10 11. ECTEL recommends that no rules should be developed to regulate IP to IP calls in the short to medium term. Yes. LIME agrees that IP to IP calls should remain unregulated, irrespective of the network, technology or provider in question. 12. ECTEL recommends that the provision of access to emergency services be discretionary for service type VoIP providers in the short term. ECTEL needs to further clarify its policy. The important issue here is that all service providers are obliged to advise their customers of the limitation of their service. LIME s NetSpeak service, for example, is not location specific. Accordingly, the information provided to the emergency services call centre is the registered address of the customer, not the physical location of the customer. As a socially-responsible service provider, we have advised customers of this limitation of the service from day one. However, the mere fact that LIME holds an individual licence for fixed networks and services does not mean that LIME s NetSpeak service can automatically provide locationspecific information, as is usually expected of a traditional PSTN service. ECTEL s policies must acknowledge that nomadic VoIP services are in effect non-facilities based services, even if provided by facilities-based providers, and ought to be regulated as such. It is too simplistic to say a nomadic service provided by an individual licence-holder will be regulated in one way and an identical nomadic service provided by a class licence-holder will be regulated in another way. 13. ECTEL recommends that both categories of VoIP provider be required to provide clear information to customers about the limitations of VoIP services in the event of, for example, the failure of the broadband connection or power outages. Yes. LIME agrees. LIME notes that it has advised its NetSpeak customers of these limitations of its VoIP services from the start of the service, voluntarily, without the need for regulations. 10

11 14. ECTEL recommends that no new or extra Quality of Service standards be imposed over and above existing standards already required of individual licensees and resellers in existing legislation in force in ECTEL states. Yes. LIME agrees. 15. ECTEL recommends that facilities based/individual licensees should be required to provide directory enquiry services for subscribers of other licensees. LIME has no disagreement, once a commercial agreement can be arrived at. 16.Providers should be fixed with a general obligation to work closely with law enforcement agencies where requested. Yes. LIME agrees. LIME notes, however, that this does not mean that the technical capabilities required by law enforcement agencies will necessarily exist, or that they must be developed at the VoIP service provider s expense, if they do not. 17. ECTEL does not recommend the adoption of any specific rules on security of VoIP services at this time. Yes. LIME agrees. 18. ECTEL recommends that existing rules on privacy protection applicable to all existing licensees should be extended to VoIP providers. Yes. LIME agrees. Inasmuch as voice services use VoIP technology the existing privacy protection rules are applicable. 11

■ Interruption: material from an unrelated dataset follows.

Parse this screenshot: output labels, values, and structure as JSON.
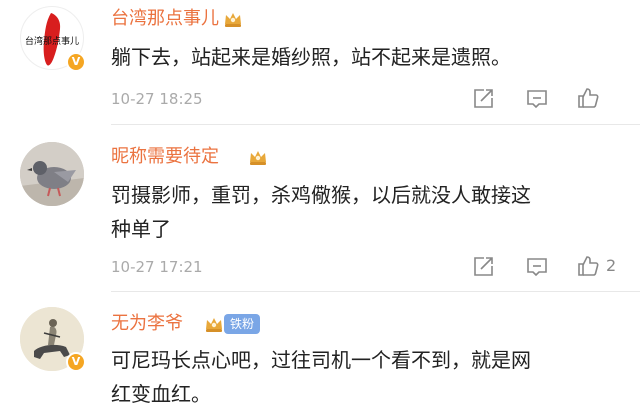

12 Conclusion LIME disagrees that there is any need to regulate VoIP beyond Solution 1 and Solution 2 discussed above, and assigning the appropriate numbering resources. LIME also submits that ECTEL s proposed recommendations will introduce inequities in the marketplace and unfairly disadvantage individual licence holders. Please send any communication in relation to this consultation to: Melesia Sutherland Campbell (O) (M) (F) Frans Vandendries (O) (M) (F) END 12